= Task goal =
Each line of the data that includes "icon" must be copied.

---

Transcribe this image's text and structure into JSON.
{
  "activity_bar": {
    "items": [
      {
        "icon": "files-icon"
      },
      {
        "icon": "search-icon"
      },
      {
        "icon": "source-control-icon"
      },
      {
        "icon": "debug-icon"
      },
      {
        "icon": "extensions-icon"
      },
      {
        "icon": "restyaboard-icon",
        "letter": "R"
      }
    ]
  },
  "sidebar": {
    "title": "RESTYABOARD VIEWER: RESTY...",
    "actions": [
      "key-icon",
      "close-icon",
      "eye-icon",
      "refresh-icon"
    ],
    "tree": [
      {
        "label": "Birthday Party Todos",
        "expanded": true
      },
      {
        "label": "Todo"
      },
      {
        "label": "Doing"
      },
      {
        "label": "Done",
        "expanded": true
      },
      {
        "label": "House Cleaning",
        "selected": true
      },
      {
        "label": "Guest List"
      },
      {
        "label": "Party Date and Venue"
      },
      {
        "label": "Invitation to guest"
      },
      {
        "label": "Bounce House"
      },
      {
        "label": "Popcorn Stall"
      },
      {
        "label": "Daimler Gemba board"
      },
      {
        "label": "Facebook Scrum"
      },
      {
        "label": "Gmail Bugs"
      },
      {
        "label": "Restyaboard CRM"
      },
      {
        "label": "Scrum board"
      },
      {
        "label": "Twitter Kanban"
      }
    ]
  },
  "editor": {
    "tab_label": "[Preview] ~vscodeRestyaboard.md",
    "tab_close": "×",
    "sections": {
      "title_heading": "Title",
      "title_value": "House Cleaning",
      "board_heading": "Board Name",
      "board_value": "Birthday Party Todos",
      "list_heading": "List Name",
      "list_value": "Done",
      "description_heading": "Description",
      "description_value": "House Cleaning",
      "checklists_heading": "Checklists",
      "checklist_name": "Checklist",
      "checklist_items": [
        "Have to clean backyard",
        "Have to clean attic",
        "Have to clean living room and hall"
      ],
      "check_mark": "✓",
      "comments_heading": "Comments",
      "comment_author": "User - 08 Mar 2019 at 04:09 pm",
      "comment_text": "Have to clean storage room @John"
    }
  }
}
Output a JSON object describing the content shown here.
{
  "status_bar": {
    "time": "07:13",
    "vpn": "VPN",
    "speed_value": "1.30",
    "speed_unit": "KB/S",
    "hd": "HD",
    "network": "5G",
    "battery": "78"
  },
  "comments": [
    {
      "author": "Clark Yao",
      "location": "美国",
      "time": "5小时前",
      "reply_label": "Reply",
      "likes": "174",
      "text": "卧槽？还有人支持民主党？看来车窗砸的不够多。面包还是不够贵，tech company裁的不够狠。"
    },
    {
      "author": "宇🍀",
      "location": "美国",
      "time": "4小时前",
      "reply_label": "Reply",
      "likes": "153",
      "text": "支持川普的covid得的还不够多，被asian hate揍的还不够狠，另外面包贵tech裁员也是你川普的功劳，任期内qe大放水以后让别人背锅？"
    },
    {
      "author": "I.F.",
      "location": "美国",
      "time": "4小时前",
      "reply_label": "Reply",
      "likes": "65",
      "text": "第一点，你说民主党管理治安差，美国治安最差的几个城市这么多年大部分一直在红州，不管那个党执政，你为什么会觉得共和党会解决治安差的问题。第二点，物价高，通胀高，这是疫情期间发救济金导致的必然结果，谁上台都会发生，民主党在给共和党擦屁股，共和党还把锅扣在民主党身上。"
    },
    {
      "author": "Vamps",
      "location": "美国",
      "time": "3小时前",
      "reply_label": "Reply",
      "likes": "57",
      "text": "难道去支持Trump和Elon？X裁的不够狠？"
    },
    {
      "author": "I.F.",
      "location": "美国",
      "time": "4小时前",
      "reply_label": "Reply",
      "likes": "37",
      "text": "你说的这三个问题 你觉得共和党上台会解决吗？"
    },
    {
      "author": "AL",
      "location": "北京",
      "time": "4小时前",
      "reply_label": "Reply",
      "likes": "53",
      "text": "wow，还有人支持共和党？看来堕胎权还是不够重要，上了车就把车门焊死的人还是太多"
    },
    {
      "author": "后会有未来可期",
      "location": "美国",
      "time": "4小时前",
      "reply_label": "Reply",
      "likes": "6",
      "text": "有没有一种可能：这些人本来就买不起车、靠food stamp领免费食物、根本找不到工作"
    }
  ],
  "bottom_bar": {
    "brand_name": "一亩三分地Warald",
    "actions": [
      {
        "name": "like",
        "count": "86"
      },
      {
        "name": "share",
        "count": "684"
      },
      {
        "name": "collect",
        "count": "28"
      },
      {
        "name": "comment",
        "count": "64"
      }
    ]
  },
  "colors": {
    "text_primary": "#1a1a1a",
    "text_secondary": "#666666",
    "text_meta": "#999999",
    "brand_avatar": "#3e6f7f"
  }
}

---

= Result =
        "icon": "files-icon"
        "icon": "search-icon"
        "icon": "source-control-icon"
        "icon": "debug-icon"
        "icon": "extensions-icon"
        "icon": "restyaboard-icon",
      "key-icon",
      "close-icon",
      "eye-icon",
      "refresh-icon"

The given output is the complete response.